Segment Start: Records for processing
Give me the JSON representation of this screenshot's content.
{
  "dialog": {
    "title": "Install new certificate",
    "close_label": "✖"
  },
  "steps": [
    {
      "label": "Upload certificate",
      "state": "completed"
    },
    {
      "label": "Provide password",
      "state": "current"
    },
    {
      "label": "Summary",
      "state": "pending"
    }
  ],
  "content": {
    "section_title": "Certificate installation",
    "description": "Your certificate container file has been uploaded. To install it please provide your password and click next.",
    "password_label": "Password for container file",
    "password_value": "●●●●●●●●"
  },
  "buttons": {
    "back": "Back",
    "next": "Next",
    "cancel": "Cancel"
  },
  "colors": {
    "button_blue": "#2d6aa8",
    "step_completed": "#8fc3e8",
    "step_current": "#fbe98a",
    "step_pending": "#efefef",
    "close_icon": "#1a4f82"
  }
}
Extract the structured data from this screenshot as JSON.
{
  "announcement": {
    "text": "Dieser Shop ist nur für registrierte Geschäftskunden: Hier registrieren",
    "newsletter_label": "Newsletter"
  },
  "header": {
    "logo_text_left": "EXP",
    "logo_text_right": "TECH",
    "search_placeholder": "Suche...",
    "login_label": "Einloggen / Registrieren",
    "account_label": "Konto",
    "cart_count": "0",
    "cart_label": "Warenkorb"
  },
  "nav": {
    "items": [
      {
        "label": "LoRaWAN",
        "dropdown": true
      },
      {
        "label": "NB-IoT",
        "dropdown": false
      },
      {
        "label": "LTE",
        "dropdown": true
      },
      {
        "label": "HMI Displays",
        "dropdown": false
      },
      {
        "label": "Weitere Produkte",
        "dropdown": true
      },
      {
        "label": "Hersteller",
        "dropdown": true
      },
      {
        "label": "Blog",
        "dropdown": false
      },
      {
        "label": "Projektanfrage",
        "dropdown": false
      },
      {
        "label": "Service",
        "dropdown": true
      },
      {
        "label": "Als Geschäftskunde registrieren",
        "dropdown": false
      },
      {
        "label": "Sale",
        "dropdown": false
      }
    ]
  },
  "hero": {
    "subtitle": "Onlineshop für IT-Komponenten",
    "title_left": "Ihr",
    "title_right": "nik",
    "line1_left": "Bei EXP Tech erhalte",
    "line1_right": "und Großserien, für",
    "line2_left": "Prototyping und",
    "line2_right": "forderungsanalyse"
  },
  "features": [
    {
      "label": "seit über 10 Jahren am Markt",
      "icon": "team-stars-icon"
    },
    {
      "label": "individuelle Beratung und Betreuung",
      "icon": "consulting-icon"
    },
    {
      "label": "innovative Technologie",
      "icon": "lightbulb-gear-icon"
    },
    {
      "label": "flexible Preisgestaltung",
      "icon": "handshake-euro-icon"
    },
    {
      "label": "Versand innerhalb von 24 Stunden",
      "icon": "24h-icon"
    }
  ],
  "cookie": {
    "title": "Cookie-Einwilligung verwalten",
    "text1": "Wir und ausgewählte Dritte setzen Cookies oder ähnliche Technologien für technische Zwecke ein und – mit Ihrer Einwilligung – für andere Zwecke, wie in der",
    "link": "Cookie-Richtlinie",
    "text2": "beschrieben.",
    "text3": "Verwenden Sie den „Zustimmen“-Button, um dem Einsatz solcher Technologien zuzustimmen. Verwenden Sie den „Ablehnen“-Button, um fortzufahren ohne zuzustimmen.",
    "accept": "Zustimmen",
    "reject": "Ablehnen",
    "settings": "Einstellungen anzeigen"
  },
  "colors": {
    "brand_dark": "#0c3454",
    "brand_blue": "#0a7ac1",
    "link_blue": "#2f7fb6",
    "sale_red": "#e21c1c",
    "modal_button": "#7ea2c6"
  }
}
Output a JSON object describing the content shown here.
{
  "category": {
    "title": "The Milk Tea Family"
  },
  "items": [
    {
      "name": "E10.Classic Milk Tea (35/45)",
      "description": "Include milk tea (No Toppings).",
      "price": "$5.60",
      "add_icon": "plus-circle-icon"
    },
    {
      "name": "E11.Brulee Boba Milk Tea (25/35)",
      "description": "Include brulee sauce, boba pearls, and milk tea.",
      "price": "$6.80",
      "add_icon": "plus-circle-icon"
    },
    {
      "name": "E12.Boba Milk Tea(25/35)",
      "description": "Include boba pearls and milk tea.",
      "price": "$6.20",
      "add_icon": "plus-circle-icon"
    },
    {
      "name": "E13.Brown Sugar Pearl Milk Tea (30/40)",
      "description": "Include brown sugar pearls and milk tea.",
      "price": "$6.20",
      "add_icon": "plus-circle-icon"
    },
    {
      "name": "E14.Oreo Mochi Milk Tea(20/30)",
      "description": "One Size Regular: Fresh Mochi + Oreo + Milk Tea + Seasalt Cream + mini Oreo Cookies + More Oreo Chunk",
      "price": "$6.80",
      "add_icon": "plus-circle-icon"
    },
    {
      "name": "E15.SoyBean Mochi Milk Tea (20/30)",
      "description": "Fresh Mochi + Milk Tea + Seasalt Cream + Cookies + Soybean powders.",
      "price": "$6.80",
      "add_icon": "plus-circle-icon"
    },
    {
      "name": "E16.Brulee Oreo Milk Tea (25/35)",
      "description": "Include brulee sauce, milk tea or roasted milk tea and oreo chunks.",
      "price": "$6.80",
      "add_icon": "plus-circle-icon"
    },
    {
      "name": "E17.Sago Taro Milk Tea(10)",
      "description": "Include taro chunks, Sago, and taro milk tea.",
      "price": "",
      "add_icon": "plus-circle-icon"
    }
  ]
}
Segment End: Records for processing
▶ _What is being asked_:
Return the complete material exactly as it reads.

▶ _Your response_:
Give me the JSON representation of this screenshot's content.
{
  "dialog": {
    "title": "Install new certificate",
    "close_label": "✖"
  },
  "steps": [
    {
      "label": "Upload certificate",
      "state": "completed"
    },
    {
      "label": "Provide password",
      "state": "current"
    },
    {
      "label": "Summary",
      "state": "pending"
    }
  ],
  "content": {
    "section_title": "Certificate installation",
    "description": "Your certificate container file has been uploaded. To install it please provide your password and click next.",
    "password_label": "Password for container file",
    "password_value": "●●●●●●●●"
  },
  "buttons": {
    "back": "Back",
    "next": "Next",
    "cancel": "Cancel"
  },
  "colors": {
    "button_blue": "#2d6aa8",
    "step_completed": "#8fc3e8",
    "step_current": "#fbe98a",
    "step_pending": "#efefef",
    "close_icon": "#1a4f82"
  }
}
Extract the structured data from this screenshot as JSON.
{
  "announcement": {
    "text": "Dieser Shop ist nur für registrierte Geschäftskunden: Hier registrieren",
    "newsletter_label": "Newsletter"
  },
  "header": {
    "logo_text_left": "EXP",
    "logo_text_right": "TECH",
    "search_placeholder": "Suche...",
    "login_label": "Einloggen / Registrieren",
    "account_label": "Konto",
    "cart_count": "0",
    "cart_label": "Warenkorb"
  },
  "nav": {
    "items": [
      {
        "label": "LoRaWAN",
        "dropdown": true
      },
      {
        "label": "NB-IoT",
        "dropdown": false
      },
      {
        "label": "LTE",
        "dropdown": true
      },
      {
        "label": "HMI Displays",
        "dropdown": false
      },
      {
        "label": "Weitere Produkte",
        "dropdown": true
      },
      {
        "label": "Hersteller",
        "dropdown": true
      },
      {
        "label": "Blog",
        "dropdown": false
      },
      {
        "label": "Projektanfrage",
        "dropdown": false
      },
      {
        "label": "Service",
        "dropdown": true
      },
      {
        "label": "Als Geschäftskunde registrieren",
        "dropdown": false
      },
      {
        "label": "Sale",
        "dropdown": false
      }
    ]
  },
  "hero": {
    "subtitle": "Onlineshop für IT-Komponenten",
    "title_left": "Ihr",
    "title_right": "nik",
    "line1_left": "Bei EXP Tech erhalte",
    "line1_right": "und Großserien, für",
    "line2_left": "Prototyping und",
    "line2_right": "forderungsanalyse"
  },
  "features": [
    {
      "label": "seit über 10 Jahren am Markt",
      "icon": "team-stars-icon"
    },
    {
      "label": "individuelle Beratung und Betreuung",
      "icon": "consulting-icon"
    },
    {
      "label": "innovative Technologie",
      "icon": "lightbulb-gear-icon"
    },
    {
      "label": "flexible Preisgestaltung",
      "icon": "handshake-euro-icon"
    },
    {
      "label": "Versand innerhalb von 24 Stunden",
      "icon": "24h-icon"
    }
  ],
  "cookie": {
    "title": "Cookie-Einwilligung verwalten",
    "text1": "Wir und ausgewählte Dritte setzen Cookies oder ähnliche Technologien für technische Zwecke ein und – mit Ihrer Einwilligung – für andere Zwecke, wie in der",
    "link": "Cookie-Richtlinie",
    "text2": "beschrieben.",
    "text3": "Verwenden Sie den „Zustimmen“-Button, um dem Einsatz solcher Technologien zuzustimmen. Verwenden Sie den „Ablehnen“-Button, um fortzufahren ohne zuzustimmen.",
    "accept": "Zustimmen",
    "reject": "Ablehnen",
    "settings": "Einstellungen anzeigen"
  },
  "colors": {
    "brand_dark": "#0c3454",
    "brand_blue": "#0a7ac1",
    "link_blue": "#2f7fb6",
    "sale_red": "#e21c1c",
    "modal_button": "#7ea2c6"
  }
}
Output a JSON object describing the content shown here.
{
  "category": {
    "title": "The Milk Tea Family"
  },
  "items": [
    {
      "name": "E10.Classic Milk Tea (35/45)",
      "description": "Include milk tea (No Toppings).",
      "price": "$5.60",
      "add_icon": "plus-circle-icon"
    },
    {
      "name": "E11.Brulee Boba Milk Tea (25/35)",
      "description": "Include brulee sauce, boba pearls, and milk tea.",
      "price": "$6.80",
      "add_icon": "plus-circle-icon"
    },
    {
      "name": "E12.Boba Milk Tea(25/35)",
      "description": "Include boba pearls and milk tea.",
      "price": "$6.20",
      "add_icon": "plus-circle-icon"
    },
    {
      "name": "E13.Brown Sugar Pearl Milk Tea (30/40)",
      "description": "Include brown sugar pearls and milk tea.",
      "price": "$6.20",
      "add_icon": "plus-circle-icon"
    },
    {
      "name": "E14.Oreo Mochi Milk Tea(20/30)",
      "description": "One Size Regular: Fresh Mochi + Oreo + Milk Tea + Seasalt Cream + mini Oreo Cookies + More Oreo Chunk",
      "price": "$6.80",
      "add_icon": "plus-circle-icon"
    },
    {
      "name": "E15.SoyBean Mochi Milk Tea (20/30)",
      "description": "Fresh Mochi + Milk Tea + Seasalt Cream + Cookies + Soybean powders.",
      "price": "$6.80",
      "add_icon": "plus-circle-icon"
    },
    {
      "name": "E16.Brulee Oreo Milk Tea (25/35)",
      "description": "Include brulee sauce, milk tea or roasted milk tea and oreo chunks.",
      "price": "$6.80",
      "add_icon": "plus-circle-icon"
    },
    {
      "name": "E17.Sago Taro Milk Tea(10)",
      "description": "Include taro chunks, Sago, and taro milk tea.",
      "price": "",
      "add_icon": "plus-circle-icon"
    }
  ]
}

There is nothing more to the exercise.